• _Items from an interface collection_
┄┄┄┄┄┄┄┄┄┄

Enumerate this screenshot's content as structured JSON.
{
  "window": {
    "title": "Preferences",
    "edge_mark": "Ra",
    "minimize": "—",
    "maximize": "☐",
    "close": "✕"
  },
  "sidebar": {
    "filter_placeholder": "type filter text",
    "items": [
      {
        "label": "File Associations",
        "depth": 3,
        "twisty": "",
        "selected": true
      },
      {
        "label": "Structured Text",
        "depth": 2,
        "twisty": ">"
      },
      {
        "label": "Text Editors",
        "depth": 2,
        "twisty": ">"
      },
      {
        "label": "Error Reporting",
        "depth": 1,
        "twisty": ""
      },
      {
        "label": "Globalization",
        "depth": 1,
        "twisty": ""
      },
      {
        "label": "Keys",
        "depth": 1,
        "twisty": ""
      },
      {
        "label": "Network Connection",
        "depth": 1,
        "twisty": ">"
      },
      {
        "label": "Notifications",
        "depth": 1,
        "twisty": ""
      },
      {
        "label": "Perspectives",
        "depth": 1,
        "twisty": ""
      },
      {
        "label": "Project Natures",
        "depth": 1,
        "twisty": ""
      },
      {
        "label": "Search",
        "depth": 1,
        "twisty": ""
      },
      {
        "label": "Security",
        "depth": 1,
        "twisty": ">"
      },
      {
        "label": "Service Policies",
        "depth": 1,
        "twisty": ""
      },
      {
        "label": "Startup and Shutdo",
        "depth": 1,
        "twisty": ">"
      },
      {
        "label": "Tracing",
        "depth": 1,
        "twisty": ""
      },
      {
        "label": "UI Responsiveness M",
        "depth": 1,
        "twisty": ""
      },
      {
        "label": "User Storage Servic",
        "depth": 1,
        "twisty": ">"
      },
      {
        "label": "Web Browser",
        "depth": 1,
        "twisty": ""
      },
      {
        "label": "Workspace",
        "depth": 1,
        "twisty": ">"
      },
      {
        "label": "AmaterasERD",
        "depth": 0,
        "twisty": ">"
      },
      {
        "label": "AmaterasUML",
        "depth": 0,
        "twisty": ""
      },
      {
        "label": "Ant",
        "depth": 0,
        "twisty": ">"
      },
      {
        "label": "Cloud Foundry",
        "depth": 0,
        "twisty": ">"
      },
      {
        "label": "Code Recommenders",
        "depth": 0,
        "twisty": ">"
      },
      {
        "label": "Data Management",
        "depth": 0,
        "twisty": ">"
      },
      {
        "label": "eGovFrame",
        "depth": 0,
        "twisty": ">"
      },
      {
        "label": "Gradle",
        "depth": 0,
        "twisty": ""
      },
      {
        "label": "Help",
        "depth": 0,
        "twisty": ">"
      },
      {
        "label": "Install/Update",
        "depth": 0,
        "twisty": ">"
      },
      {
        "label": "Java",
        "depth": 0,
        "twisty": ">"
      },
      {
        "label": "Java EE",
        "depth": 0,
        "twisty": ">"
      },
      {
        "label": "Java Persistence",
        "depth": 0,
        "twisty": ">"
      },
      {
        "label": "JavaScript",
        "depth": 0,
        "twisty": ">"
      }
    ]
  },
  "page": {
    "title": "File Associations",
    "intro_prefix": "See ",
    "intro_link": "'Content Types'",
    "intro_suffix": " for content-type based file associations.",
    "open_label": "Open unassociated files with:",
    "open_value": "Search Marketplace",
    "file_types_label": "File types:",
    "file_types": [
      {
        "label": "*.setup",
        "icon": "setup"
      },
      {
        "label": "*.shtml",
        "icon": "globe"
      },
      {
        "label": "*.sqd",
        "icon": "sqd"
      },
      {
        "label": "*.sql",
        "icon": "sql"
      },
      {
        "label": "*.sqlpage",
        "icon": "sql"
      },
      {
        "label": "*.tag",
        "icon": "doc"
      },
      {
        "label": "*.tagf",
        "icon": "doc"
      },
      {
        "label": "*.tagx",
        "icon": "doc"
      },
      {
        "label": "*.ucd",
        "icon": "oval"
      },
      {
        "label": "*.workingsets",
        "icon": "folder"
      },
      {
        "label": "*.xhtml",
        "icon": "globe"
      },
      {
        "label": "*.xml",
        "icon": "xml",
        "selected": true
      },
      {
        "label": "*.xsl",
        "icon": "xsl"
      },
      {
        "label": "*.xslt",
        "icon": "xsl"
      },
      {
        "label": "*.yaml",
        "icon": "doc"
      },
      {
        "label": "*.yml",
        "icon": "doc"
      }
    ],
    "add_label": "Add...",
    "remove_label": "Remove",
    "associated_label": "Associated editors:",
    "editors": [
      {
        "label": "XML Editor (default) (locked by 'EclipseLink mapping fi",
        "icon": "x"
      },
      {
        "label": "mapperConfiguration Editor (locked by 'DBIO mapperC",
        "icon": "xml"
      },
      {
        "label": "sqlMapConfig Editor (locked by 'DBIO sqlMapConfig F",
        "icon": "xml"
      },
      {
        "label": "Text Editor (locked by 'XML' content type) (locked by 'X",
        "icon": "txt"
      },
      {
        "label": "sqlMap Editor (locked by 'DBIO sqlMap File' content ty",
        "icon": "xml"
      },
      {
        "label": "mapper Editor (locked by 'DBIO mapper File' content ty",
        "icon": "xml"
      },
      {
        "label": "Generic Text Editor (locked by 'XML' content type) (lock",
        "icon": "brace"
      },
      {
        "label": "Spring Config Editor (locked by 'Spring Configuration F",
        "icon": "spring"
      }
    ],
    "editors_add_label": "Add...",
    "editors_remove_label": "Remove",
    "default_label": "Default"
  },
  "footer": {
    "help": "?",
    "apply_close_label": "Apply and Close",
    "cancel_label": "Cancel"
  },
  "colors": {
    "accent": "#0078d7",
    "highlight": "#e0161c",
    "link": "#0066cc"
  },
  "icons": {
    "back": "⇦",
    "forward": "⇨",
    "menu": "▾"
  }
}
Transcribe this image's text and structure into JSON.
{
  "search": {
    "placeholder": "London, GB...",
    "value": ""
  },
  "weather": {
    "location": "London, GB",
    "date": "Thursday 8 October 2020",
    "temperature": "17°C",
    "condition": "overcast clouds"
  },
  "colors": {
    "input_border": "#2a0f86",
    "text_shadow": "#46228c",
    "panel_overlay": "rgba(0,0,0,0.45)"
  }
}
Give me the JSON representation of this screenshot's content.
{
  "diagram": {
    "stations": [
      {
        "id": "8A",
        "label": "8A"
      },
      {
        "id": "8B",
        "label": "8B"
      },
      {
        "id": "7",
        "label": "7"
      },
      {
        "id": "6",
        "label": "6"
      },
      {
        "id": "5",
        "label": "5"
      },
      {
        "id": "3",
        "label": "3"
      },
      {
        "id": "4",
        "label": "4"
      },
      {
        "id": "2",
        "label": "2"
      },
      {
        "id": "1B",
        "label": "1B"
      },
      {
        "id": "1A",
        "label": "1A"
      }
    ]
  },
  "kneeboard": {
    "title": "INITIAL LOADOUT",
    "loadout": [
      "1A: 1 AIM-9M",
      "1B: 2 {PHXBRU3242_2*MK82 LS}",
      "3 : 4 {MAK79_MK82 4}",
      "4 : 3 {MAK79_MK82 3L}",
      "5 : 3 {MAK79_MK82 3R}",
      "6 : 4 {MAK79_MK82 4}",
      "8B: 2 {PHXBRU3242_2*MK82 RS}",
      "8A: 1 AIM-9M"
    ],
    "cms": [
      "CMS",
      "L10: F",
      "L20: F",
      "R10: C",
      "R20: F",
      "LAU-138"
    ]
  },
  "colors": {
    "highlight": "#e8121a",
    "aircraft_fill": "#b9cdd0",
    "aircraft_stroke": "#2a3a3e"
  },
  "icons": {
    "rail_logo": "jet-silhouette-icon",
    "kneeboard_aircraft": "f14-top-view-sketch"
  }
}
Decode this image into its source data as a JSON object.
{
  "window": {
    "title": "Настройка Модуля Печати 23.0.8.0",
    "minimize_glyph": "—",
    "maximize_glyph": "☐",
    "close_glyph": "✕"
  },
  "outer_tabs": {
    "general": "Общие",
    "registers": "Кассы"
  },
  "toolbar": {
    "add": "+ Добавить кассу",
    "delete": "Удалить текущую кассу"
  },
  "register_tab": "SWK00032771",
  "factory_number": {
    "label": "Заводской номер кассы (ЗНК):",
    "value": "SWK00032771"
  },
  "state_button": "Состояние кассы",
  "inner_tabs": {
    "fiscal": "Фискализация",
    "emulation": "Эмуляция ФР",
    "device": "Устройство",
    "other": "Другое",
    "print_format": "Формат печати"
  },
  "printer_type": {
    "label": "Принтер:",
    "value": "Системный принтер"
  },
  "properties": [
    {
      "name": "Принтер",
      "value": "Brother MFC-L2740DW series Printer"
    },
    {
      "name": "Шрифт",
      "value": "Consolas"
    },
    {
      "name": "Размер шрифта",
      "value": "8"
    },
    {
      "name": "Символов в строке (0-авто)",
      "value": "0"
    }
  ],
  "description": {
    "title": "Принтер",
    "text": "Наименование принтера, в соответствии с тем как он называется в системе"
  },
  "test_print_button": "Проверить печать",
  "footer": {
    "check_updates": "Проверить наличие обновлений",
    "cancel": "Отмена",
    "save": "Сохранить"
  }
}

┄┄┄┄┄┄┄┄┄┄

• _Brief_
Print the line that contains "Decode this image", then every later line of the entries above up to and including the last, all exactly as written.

• _Answer to this exercise_
Decode this image into its source data as a JSON object.
{
  "window": {
    "title": "Настройка Модуля Печати 23.0.8.0",
    "minimize_glyph": "—",
    "maximize_glyph": "☐",
    "close_glyph": "✕"
  },
  "outer_tabs": {
    "general": "Общие",
    "registers": "Кассы"
  },
  "toolbar": {
    "add": "+ Добавить кассу",
    "delete": "Удалить текущую кассу"
  },
  "register_tab": "SWK00032771",
  "factory_number": {
    "label": "Заводской номер кассы (ЗНК):",
    "value": "SWK00032771"
  },
  "state_button": "Состояние кассы",
  "inner_tabs": {
    "fiscal": "Фискализация",
    "emulation": "Эмуляция ФР",
    "device": "Устройство",
    "other": "Другое",
    "print_format": "Формат печати"
  },
  "printer_type": {
    "label": "Принтер:",
    "value": "Системный принтер"
  },
  "properties": [
    {
      "name": "Принтер",
      "value": "Brother MFC-L2740DW series Printer"
    },
    {
      "name": "Шрифт",
      "value": "Consolas"
    },
    {
      "name": "Размер шрифта",
      "value": "8"
    },
    {
      "name": "Символов в строке (0-авто)",
      "value": "0"
    }
  ],
  "description": {
    "title": "Принтер",
    "text": "Наименование принтера, в соответствии с тем как он называется в системе"
  },
  "test_print_button": "Проверить печать",
  "footer": {
    "check_updates": "Проверить наличие обновлений",
    "cancel": "Отмена",
    "save": "Сохранить"
  }
}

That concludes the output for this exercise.